Lost in Transmission?
Lost in Translation
(written & directed by Sofia Coppola)
Critics have been exceptionally kind to Sofia Coppola's Lost in Translation. I was anxious to see it and, I have to admit, was a teensy bit disappointed.
The premise is a simple Brief Encounter between Bob (Bill Murray), an aging actor whose days of stardom are far behind him, and Charlotte (Scarlett Johansson), a recently married young philosophy graduate -- both are pondering where their life is at, both are lonely and alienated in a city they don't know -- and that's about it.
One might wonder whether it's possible to make a mainstream film essentially without plot, where realism triumphs: I would tend to hope so. I've seen many non-mainstream films that have even less plot, notably Baraka (Ron Fricke), a wordless image-fest which this film often resembled. Where I think Lost in Translation failed was in portraying Tokyo -- the city is never more than a backdrop (magnificent, alien), its inhabitants reduced throughout to a running joke. Neither Charlotte nor Bob ever make any effort to engage with it, even when a minor accident forces them to visit a local hospital. That's all very well, and I get it that they're alienated, Americans abroad, really I do, but it means that the film might as well be set in a parking lot -- and two hours of desultory conversation in a parking lot doesn't make an enjoyable film.
Thus said, the cinematography's superb: it's an exceptionally well photographed parking lot. The acting from both leads is solid (it would have to be, or else the audience would surely have walked out halfway though), and Anna Faris does a good job in a bit part as a dumb blonde actress. There are several funny moments (Bob's wife fedexing him a box of carpet samples was my favourite).

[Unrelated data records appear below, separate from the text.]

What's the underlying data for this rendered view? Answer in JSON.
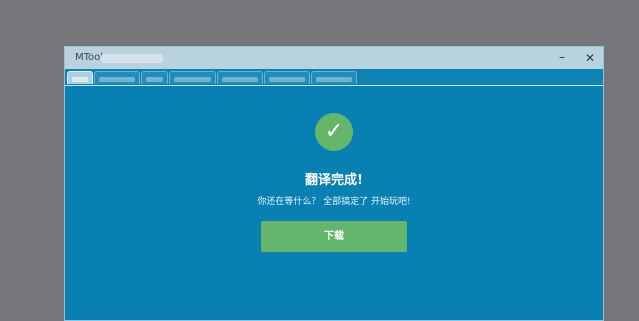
{
  "window": {
    "title": "MTool",
    "minimize_glyph": "–",
    "close_glyph": "✕"
  },
  "tabs": [
    {
      "label": "",
      "active": true
    },
    {
      "label": "",
      "active": false
    },
    {
      "label": "",
      "active": false
    },
    {
      "label": "",
      "active": false
    },
    {
      "label": "",
      "active": false
    },
    {
      "label": "",
      "active": false
    },
    {
      "label": "",
      "active": false
    }
  ],
  "main": {
    "status_icon": "check-circle-icon",
    "check_glyph": "✓",
    "heading": "翻译完成!",
    "message": "你还在等什么？ 全部搞定了 开始玩吧!",
    "download_label": "下载"
  },
  "colors": {
    "background": "#767579",
    "window_body": "#0880b3",
    "titlebar": "#b8d3de",
    "success_green": "#64b76a"
  }
}
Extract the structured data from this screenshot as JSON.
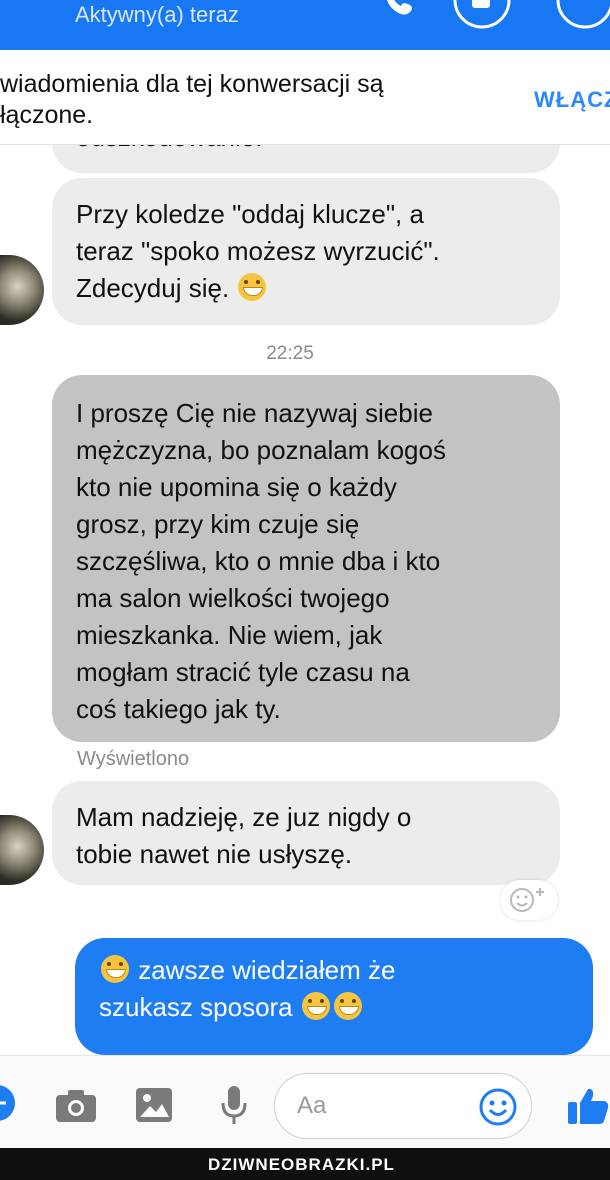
{
  "header": {
    "status": "Aktywny(a) teraz"
  },
  "banner": {
    "lines": [
      "wiadomienia dla tej konwersacji są",
      "łączone."
    ],
    "action": "WŁĄCZ"
  },
  "messages": {
    "partial": "odszkodowanie.",
    "m1": {
      "lines": [
        "Przy koledze \"oddaj klucze\", a",
        "teraz \"spoko możesz wyrzucić\".",
        "Zdecyduj się."
      ],
      "emoji": "grinning-face-icon"
    },
    "time": "22:25",
    "m2": {
      "lines": [
        "I proszę Cię nie nazywaj siebie",
        "mężczyzna, bo poznalam kogoś",
        "kto nie upomina się o każdy",
        "grosz, przy kim czuje się",
        "szczęśliwa, kto o mnie dba i kto",
        "ma salon wielkości twojego",
        "mieszkanka. Nie wiem, jak",
        "mogłam stracić tyle czasu na",
        "coś takiego jak ty."
      ]
    },
    "seen": "Wyświetlono",
    "m3": {
      "lines": [
        "Mam nadzieję, ze juz nigdy o",
        "tobie nawet nie usłyszę."
      ]
    },
    "m4": {
      "lines": [
        "zawsze wiedziałem  że",
        "szukasz sposora"
      ],
      "emoji": "laughing-face-icon"
    }
  },
  "composer": {
    "placeholder": "Aa"
  },
  "footer": {
    "logo": "DZIWNEOBRAZKI.PL"
  },
  "colors": {
    "accent": "#1877f2",
    "outgoing": "#1f7df4",
    "incoming": "#ececec",
    "highlight": "#c3c3c3"
  }
}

I just really don't quite get what the fuss is about?
18 January 2004